== Problem requirements ==
Please return each of the entries below exactly as they appear.

(App and web page records)
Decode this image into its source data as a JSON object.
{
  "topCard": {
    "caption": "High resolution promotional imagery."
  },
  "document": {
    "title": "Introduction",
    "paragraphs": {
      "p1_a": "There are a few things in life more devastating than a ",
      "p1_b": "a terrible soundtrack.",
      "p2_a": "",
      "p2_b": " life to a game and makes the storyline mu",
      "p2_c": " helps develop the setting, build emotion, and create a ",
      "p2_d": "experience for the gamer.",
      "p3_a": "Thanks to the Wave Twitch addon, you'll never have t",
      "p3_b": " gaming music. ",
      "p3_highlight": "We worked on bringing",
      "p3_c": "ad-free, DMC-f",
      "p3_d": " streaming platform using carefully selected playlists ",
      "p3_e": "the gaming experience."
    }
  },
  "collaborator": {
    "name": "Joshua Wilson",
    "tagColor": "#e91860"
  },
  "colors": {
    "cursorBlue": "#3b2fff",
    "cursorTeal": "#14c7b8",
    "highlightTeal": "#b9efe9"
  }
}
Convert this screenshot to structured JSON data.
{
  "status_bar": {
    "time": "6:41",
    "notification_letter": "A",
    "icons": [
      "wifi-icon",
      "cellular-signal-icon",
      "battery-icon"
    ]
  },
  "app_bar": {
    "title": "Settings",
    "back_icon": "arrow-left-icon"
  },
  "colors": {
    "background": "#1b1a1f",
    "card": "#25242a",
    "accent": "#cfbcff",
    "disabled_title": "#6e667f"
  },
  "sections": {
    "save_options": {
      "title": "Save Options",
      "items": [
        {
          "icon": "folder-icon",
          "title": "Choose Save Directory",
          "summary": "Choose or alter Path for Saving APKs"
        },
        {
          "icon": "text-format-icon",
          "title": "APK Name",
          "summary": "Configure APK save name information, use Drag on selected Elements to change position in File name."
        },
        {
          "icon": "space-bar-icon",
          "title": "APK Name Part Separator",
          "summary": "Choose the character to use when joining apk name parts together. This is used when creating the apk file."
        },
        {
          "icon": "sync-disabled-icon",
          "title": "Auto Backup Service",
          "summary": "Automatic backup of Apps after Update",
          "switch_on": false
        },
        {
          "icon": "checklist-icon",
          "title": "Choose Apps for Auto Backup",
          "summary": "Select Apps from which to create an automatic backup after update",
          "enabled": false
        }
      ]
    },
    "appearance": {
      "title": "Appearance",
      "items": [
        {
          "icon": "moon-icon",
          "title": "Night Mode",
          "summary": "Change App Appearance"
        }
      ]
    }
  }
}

== Expected answer ==
Decode this image into its source data as a JSON object.
{
  "topCard": {
    "caption": "High resolution promotional imagery."
  },
  "document": {
    "title": "Introduction",
    "paragraphs": {
      "p1_a": "There are a few things in life more devastating than a ",
      "p1_b": "a terrible soundtrack.",
      "p2_a": "",
      "p2_b": " life to a game and makes the storyline mu",
      "p2_c": " helps develop the setting, build emotion, and create a ",
      "p2_d": "experience for the gamer.",
      "p3_a": "Thanks to the Wave Twitch addon, you'll never have t",
      "p3_b": " gaming music. ",
      "p3_highlight": "We worked on bringing",
      "p3_c": "ad-free, DMC-f",
      "p3_d": " streaming platform using carefully selected playlists ",
      "p3_e": "the gaming experience."
    }
  },
  "collaborator": {
    "name": "Joshua Wilson",
    "tagColor": "#e91860"
  },
  "colors": {
    "cursorBlue": "#3b2fff",
    "cursorTeal": "#14c7b8",
    "highlightTeal": "#b9efe9"
  }
}
Convert this screenshot to structured JSON data.
{
  "status_bar": {
    "time": "6:41",
    "notification_letter": "A",
    "icons": [
      "wifi-icon",
      "cellular-signal-icon",
      "battery-icon"
    ]
  },
  "app_bar": {
    "title": "Settings",
    "back_icon": "arrow-left-icon"
  },
  "colors": {
    "background": "#1b1a1f",
    "card": "#25242a",
    "accent": "#cfbcff",
    "disabled_title": "#6e667f"
  },
  "sections": {
    "save_options": {
      "title": "Save Options",
      "items": [
        {
          "icon": "folder-icon",
          "title": "Choose Save Directory",
          "summary": "Choose or alter Path for Saving APKs"
        },
        {
          "icon": "text-format-icon",
          "title": "APK Name",
          "summary": "Configure APK save name information, use Drag on selected Elements to change position in File name."
        },
        {
          "icon": "space-bar-icon",
          "title": "APK Name Part Separator",
          "summary": "Choose the character to use when joining apk name parts together. This is used when creating the apk file."
        },
        {
          "icon": "sync-disabled-icon",
          "title": "Auto Backup Service",
          "summary": "Automatic backup of Apps after Update",
          "switch_on": false
        },
        {
          "icon": "checklist-icon",
          "title": "Choose Apps for Auto Backup",
          "summary": "Select Apps from which to create an automatic backup after update",
          "enabled": false
        }
      ]
    },
    "appearance": {
      "title": "Appearance",
      "items": [
        {
          "icon": "moon-icon",
          "title": "Night Mode",
          "summary": "Change App Appearance"
        }
      ]
    }
  }
}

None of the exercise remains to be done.